Her father revealed that an email was sent to his daughter’s account a month after her death. The email came via Pinterest, a virtual scrapbook immensely popular with young women. It had been sending out automatic emails luring recipients towards images and expressions of self-harm.
Her family has established that the teenager logged into the photo-sharing app Instagram via her mobile phone on the night that she died.
Her father told The Sunday Times: “There’s no doubt that Instagram played a part in Molly’s death.”
It is so sad that she felt she had to deal with her depression by herself and end her life. Her mother shared that because she was such a caring soul it made it harder for her to let them know what she was going through. In the last note, she wrote, ‘I’m sorry this is all my fault. I’m the problem. You’ll be better off without me” #No
If she had not been exposed to material and suggestions alluring her to take a way out, she just might have survived.
According to the head of the social media platform, all graphic images of self-harm will be removed from Instagram. He promised that they would change their policy and not allow any graphic images of self-harm.
Going forward, any self-harm graphics will not show up in search and won’t be in hashtags; but some images might still remain.
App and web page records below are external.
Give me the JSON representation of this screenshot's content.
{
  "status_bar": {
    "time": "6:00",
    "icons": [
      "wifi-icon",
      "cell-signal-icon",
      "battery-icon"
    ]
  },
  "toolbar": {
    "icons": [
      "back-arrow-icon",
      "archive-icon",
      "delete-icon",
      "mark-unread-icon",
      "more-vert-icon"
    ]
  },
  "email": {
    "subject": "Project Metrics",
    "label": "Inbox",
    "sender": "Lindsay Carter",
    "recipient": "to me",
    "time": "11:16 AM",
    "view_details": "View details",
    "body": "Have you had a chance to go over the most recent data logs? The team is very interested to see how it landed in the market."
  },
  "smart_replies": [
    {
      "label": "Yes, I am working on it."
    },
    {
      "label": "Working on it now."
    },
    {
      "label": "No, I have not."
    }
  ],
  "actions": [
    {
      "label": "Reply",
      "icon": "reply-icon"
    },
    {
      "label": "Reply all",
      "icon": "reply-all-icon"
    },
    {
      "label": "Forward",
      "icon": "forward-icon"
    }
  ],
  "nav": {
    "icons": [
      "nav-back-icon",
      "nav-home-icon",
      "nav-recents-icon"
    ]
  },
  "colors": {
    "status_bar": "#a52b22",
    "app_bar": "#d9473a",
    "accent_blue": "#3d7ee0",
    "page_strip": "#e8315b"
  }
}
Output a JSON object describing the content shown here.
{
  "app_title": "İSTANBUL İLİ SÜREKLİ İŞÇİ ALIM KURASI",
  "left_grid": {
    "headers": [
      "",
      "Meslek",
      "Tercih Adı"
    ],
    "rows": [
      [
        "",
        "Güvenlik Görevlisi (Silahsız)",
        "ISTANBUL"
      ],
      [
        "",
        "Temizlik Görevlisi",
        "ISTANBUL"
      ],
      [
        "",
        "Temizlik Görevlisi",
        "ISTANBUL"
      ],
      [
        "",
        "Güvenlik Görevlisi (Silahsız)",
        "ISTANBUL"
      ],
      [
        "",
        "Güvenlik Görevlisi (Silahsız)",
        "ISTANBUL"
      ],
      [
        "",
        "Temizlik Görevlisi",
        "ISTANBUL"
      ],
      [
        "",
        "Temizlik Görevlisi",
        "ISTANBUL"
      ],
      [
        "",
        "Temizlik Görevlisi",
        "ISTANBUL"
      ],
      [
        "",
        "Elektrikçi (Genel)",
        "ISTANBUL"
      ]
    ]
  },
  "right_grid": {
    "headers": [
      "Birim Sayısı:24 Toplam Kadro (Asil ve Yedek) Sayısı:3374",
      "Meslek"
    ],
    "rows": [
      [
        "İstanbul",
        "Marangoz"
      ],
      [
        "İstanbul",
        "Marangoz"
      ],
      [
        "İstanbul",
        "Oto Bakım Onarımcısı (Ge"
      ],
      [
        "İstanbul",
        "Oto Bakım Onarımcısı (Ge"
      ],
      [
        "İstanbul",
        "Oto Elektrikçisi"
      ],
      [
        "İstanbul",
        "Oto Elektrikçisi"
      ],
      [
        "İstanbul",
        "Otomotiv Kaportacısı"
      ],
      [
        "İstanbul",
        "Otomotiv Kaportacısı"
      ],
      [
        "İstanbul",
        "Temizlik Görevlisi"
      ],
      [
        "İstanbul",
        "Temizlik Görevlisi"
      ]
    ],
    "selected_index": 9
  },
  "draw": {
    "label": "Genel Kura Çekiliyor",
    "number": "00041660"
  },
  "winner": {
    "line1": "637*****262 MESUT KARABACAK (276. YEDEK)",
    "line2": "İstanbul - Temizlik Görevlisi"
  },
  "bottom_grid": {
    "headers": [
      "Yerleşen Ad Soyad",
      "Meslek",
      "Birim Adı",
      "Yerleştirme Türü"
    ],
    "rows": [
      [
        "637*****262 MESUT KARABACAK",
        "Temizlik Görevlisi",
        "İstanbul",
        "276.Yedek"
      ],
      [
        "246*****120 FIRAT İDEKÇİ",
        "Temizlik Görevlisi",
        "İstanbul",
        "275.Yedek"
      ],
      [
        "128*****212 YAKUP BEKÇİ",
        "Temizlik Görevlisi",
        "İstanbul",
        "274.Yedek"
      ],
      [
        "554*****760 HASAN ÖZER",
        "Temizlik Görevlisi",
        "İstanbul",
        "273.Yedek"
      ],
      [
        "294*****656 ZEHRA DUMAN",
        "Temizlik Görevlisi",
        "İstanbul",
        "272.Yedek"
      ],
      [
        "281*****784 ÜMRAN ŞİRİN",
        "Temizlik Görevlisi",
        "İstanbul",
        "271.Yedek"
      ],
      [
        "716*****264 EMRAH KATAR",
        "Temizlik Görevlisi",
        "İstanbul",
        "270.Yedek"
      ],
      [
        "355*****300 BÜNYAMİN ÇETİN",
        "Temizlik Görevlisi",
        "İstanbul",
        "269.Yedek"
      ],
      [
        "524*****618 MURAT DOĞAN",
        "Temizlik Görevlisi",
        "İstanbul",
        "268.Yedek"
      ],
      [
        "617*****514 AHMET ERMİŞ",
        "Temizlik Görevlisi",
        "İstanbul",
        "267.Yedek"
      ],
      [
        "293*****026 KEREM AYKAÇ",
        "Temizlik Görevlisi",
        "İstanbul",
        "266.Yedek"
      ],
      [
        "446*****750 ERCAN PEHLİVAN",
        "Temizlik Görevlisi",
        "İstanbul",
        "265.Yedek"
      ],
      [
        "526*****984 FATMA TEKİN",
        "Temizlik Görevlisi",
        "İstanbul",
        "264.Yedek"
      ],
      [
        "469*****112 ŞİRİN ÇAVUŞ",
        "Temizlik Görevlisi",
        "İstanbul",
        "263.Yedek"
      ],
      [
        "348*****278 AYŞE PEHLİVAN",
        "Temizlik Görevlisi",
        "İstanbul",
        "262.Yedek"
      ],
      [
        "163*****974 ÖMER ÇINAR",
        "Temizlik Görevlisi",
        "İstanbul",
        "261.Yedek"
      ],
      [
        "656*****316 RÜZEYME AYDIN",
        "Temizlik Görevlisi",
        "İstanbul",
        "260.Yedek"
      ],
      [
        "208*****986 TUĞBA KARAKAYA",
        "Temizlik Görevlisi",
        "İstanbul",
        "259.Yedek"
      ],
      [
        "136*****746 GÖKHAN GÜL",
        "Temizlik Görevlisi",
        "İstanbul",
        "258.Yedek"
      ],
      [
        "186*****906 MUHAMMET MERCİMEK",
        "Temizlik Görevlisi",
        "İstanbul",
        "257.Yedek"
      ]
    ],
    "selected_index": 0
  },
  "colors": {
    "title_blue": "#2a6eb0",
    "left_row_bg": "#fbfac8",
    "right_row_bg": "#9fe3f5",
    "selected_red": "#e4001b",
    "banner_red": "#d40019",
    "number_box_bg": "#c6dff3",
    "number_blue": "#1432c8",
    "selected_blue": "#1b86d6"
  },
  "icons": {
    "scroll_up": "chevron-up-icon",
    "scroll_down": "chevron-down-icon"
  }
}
Health Secretary Matt Hancock described the death of Molly Russell as “every parents’ modern nightmare”. The UK government is urging social media companies to take more responsibility for harmful online content which illustrates and promotes methods of suicide and self-harm.
What can parents do? Talk to your children as much as you can about activities on social media. As parents, regularly ask your child about what they are viewing online and how they are feeling, The algorithms are set up to give you more of what you view online; whether this can harm or not.
For more read How to Navigate Social Media with your Child.